__Input data__:
Content starts

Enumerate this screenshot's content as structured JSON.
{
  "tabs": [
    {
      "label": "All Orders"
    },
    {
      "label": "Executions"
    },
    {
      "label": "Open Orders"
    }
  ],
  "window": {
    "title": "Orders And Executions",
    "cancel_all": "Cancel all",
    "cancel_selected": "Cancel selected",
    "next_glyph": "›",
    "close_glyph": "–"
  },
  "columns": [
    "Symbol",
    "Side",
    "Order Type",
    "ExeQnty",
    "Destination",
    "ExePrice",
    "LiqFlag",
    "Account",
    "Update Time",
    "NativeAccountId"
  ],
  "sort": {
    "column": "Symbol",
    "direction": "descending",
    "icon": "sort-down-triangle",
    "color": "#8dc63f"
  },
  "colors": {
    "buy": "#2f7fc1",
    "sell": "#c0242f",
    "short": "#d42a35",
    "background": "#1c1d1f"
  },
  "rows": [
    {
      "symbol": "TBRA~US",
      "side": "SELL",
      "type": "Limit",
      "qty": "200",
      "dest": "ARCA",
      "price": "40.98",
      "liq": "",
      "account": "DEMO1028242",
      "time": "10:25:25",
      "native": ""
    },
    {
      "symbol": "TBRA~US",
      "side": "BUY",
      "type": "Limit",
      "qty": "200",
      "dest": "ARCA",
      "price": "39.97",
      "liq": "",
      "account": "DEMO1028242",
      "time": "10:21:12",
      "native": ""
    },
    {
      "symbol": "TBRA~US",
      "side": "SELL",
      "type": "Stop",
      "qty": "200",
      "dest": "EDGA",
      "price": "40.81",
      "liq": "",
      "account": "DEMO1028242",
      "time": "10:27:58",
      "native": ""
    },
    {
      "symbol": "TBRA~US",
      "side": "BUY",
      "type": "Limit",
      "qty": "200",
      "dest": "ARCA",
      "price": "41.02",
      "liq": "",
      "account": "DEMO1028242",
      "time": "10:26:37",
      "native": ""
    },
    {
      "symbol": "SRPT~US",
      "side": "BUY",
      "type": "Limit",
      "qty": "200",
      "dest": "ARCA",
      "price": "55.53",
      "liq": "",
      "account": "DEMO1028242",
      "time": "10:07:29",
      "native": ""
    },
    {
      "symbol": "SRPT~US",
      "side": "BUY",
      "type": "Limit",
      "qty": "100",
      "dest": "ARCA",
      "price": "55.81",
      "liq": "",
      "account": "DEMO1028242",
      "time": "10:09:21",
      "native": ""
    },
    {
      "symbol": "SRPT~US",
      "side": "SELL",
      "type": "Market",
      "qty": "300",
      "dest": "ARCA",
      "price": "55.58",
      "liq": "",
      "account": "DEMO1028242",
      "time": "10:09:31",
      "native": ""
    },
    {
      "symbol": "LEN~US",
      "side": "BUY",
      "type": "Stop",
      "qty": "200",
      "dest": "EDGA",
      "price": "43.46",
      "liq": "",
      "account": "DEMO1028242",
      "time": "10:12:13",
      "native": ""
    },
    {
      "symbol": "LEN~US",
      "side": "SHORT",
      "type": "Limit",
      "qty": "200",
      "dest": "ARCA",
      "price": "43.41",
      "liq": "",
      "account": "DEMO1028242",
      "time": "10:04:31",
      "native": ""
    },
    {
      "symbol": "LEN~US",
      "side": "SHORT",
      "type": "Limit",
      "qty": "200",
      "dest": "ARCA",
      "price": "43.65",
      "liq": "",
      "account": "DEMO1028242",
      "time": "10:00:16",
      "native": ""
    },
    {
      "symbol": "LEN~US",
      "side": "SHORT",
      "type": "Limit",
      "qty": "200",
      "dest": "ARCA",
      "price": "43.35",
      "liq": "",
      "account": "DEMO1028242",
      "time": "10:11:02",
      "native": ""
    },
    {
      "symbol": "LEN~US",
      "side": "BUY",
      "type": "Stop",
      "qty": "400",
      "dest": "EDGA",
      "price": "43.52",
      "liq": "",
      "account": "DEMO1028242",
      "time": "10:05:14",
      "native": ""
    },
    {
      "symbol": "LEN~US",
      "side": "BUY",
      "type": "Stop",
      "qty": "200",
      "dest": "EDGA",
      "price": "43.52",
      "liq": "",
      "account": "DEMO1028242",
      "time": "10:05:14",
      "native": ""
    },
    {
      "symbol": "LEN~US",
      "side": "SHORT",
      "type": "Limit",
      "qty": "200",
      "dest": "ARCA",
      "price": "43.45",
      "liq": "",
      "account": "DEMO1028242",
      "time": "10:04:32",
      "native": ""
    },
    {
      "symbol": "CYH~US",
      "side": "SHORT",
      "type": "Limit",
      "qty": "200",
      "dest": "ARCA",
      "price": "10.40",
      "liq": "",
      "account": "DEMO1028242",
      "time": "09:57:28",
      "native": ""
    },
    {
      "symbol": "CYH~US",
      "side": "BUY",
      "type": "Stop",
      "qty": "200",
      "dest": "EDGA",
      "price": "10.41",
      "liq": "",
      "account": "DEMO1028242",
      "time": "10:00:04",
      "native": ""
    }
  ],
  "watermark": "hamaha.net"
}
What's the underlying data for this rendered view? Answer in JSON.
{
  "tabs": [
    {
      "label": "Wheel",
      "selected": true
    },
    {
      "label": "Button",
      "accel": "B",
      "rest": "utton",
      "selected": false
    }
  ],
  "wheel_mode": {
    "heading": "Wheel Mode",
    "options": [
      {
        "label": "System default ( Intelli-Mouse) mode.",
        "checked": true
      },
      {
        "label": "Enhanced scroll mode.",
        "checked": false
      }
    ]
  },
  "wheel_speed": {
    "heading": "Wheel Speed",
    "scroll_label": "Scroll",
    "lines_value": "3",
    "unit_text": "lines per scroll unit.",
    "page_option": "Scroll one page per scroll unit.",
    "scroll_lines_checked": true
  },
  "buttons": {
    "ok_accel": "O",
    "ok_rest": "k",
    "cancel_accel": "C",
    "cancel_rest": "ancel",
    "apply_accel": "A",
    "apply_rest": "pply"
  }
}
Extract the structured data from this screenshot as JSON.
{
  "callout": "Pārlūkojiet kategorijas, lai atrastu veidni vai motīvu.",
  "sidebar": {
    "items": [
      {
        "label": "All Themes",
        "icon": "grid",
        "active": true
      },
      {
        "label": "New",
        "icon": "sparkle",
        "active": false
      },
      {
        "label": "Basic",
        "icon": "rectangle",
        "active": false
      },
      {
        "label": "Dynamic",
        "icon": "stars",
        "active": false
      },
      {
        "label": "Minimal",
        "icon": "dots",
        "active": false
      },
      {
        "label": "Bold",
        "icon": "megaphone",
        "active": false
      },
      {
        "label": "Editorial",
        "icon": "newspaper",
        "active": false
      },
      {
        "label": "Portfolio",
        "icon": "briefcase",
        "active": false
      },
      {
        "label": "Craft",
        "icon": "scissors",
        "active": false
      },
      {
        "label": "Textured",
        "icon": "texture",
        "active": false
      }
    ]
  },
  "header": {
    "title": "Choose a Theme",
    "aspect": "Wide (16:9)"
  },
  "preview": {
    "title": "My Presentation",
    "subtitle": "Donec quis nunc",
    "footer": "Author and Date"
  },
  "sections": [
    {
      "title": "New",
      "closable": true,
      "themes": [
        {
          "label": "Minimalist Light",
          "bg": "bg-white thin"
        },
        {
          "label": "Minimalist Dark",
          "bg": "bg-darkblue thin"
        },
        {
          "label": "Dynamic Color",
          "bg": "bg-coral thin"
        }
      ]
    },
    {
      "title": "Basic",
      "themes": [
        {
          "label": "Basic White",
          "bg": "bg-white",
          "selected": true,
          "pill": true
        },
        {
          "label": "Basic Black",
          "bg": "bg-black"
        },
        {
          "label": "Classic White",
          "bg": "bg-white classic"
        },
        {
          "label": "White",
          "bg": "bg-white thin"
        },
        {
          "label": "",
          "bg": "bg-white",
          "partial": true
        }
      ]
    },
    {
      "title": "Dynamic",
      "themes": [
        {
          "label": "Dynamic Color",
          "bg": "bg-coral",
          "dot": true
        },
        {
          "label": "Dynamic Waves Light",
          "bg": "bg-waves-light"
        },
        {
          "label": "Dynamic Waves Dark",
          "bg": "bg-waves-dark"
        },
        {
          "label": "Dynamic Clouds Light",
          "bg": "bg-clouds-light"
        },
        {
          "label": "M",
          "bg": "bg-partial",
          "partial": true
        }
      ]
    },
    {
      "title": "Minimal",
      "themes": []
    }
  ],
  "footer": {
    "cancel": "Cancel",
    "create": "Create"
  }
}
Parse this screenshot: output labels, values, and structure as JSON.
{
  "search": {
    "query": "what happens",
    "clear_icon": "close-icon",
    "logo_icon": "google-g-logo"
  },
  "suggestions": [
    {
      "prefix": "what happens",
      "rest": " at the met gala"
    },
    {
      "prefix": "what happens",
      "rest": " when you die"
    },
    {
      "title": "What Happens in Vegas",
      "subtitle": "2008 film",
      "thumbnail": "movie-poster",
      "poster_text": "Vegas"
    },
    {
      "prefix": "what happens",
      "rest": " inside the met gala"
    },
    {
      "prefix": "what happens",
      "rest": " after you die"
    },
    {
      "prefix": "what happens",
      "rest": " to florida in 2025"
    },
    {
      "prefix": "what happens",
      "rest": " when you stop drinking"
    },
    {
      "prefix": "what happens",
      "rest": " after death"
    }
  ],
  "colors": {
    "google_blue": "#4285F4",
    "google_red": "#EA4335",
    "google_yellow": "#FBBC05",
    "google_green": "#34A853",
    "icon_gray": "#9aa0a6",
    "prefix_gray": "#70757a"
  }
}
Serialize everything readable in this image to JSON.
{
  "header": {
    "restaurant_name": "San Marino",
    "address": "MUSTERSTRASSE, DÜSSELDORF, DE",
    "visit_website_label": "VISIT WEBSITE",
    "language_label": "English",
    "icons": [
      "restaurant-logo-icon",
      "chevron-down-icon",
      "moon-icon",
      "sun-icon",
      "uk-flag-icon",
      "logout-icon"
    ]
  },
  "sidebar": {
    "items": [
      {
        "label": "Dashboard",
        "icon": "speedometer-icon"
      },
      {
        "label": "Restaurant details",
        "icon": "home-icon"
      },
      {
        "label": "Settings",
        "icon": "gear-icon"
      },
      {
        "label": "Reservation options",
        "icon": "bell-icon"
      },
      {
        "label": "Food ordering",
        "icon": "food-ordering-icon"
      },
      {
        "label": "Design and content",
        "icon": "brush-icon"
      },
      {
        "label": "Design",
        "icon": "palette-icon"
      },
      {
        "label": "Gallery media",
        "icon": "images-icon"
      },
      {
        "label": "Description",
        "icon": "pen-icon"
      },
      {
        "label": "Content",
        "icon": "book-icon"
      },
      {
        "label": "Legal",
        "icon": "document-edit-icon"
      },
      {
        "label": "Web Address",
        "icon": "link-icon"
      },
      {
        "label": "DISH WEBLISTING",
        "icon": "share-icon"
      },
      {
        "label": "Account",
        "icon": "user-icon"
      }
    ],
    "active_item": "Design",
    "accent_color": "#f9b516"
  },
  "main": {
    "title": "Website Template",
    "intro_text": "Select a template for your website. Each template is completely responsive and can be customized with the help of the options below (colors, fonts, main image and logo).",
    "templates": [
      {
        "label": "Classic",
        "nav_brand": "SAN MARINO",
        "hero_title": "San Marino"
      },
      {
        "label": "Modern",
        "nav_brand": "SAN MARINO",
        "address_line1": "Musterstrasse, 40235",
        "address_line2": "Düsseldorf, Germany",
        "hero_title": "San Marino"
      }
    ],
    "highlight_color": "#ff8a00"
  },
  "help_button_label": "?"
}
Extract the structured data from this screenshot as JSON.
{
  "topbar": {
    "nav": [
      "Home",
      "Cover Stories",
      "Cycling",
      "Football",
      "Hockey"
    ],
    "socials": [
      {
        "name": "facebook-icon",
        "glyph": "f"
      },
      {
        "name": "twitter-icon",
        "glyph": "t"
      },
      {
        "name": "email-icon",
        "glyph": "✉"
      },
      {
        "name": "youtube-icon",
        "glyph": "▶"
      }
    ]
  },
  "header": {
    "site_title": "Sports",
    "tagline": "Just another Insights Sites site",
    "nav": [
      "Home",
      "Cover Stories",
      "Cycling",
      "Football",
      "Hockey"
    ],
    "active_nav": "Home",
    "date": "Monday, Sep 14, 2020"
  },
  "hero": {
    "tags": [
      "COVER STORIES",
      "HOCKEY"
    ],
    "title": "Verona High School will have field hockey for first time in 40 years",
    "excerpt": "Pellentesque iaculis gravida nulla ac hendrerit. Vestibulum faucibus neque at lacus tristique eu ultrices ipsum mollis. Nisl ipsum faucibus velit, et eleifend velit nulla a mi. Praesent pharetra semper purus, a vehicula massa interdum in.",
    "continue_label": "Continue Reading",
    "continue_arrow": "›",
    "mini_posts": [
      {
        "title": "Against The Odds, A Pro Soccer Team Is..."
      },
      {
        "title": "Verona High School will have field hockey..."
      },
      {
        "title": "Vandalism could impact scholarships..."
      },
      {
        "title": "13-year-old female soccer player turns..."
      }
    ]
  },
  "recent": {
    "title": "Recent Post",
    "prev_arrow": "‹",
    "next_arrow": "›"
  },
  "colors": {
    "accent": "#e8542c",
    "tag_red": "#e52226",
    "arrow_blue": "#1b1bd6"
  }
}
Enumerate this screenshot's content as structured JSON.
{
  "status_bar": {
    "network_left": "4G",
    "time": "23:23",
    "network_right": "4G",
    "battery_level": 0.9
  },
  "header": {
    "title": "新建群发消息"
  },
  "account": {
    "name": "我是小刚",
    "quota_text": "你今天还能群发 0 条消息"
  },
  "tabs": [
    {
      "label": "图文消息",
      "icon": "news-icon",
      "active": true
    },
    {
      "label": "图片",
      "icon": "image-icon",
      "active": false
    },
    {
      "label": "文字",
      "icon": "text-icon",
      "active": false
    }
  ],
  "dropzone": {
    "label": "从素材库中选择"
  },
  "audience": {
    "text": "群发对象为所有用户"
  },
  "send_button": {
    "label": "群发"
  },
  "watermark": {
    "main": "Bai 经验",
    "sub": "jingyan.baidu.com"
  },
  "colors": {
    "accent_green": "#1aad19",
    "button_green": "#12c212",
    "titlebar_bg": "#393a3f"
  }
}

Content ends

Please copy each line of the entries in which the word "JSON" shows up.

__Solution__:
Enumerate this screenshot's content as structured JSON.
What's the underlying data for this rendered view? Answer in JSON.
Extract the structured data from this screenshot as JSON.
Parse this screenshot: output labels, values, and structure as JSON.
Serialize everything readable in this image to JSON.
Extract the structured data from this screenshot as JSON.
Enumerate this screenshot's content as structured JSON.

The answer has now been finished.